The symptoms of schizophrenia vary depending on the individual and the type of illness. The three major subtypes of schizophrenia are:
- Paranoid schizophrenia
- Catatonic schizophrenia
- Disorganized schizophrenia
All types of schizophrenia involve a significant loss of contact with reality. People with schizophrenia may hear voices that do not exist. They may believe other people are watching them. They may think others are trying to harm them or control their thoughts. This often makes them feel frightened, agitated or withdrawn.
The mental disorder can cause certain behaviors such as:
- Talking in unusual or confusing ways
- Not talking at all for long periods of time
- Hallucinations like hearing voices
- Delusions, which are beliefs that are illogical or untrue
- Thought disorders, which are dysfunctional ways of thinking
- Disorganized speech, such as made-up words, odd repetition or rhyming
- Other symptoms that disconnect them from reality
There are some common delusions. For example, an individual with schizophrenia may believe:
- They are a famous figure
- Messages are being sent through radio or television only for them
- Thoughts are being taken from them
- Thoughts are being planted in their head or read by others
With paranoid schizophrenia, there is often a story or fantasy that has a theme. This remains consistent over time.
People with schizophrenia may have depression-like symptoms such as:
- Lack of pleasure in everyday tasks
- Inappropriate emotional responses
- Inexpressive face or voice
- Insomnia or oversleeping
- Deteriorating personal hygiene
They may also have cognitive issues. This may include difficulty focusing and understanding information. It may be hard to make decisions or apply new information.
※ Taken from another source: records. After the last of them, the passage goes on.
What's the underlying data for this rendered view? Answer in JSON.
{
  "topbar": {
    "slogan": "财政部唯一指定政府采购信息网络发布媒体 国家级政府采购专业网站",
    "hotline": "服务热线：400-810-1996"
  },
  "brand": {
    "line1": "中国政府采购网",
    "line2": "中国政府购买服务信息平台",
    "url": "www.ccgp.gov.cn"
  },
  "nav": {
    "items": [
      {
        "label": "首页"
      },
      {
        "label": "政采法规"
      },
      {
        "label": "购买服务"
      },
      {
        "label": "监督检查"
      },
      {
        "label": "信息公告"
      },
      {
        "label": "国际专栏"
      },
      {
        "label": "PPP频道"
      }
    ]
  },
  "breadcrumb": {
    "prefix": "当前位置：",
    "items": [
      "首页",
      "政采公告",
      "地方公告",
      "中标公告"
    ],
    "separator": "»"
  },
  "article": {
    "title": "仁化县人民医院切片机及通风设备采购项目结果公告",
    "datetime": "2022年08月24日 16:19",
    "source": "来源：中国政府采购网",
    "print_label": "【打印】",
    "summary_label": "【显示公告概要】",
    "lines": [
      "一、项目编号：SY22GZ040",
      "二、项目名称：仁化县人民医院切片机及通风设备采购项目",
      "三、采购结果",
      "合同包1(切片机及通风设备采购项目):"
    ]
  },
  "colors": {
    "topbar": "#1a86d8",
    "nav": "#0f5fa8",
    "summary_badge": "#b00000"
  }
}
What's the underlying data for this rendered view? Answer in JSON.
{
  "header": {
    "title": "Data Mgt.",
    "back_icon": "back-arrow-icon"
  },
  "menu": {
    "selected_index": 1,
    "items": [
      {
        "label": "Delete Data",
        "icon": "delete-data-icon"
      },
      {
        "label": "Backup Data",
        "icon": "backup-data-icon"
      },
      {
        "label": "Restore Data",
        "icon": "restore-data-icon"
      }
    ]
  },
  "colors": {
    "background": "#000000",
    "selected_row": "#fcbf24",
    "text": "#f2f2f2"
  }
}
Causes of Schizophrenia
The causes of schizophrenia aren’t completely understood. Schizophrenia runs in families, but scientists have not found the exact genes. Research shows that a chemical imbalance in the brain may be the cause. Abnormalities in brain structure may be at fault. Scientists continue to study it.
About 60% of people with schizophrenia do not have a relative with the disorder. This may mean schizophrenia results from a combination of genetic and environmental factors. Environmental factors may trigger the disorder. These include:
- High stress levels caused by exposure to viruses
- Malnutrition before birth
- Complications during birth
- Childhood abuse
- Loss or separation from a parent
The earliest research on this mental disorder pointed at childhood trauma as a cause. It continues to be a factor.
Take Back Your Life
Mental illness is challenging, but you can make your way to healthy living. Our caring treatment team can help you manage your mental health disorder. Call us today for a free, confidential consultation: 844-876-5568.
To learn more about Schizophrenia Treatment, call 844-876-5568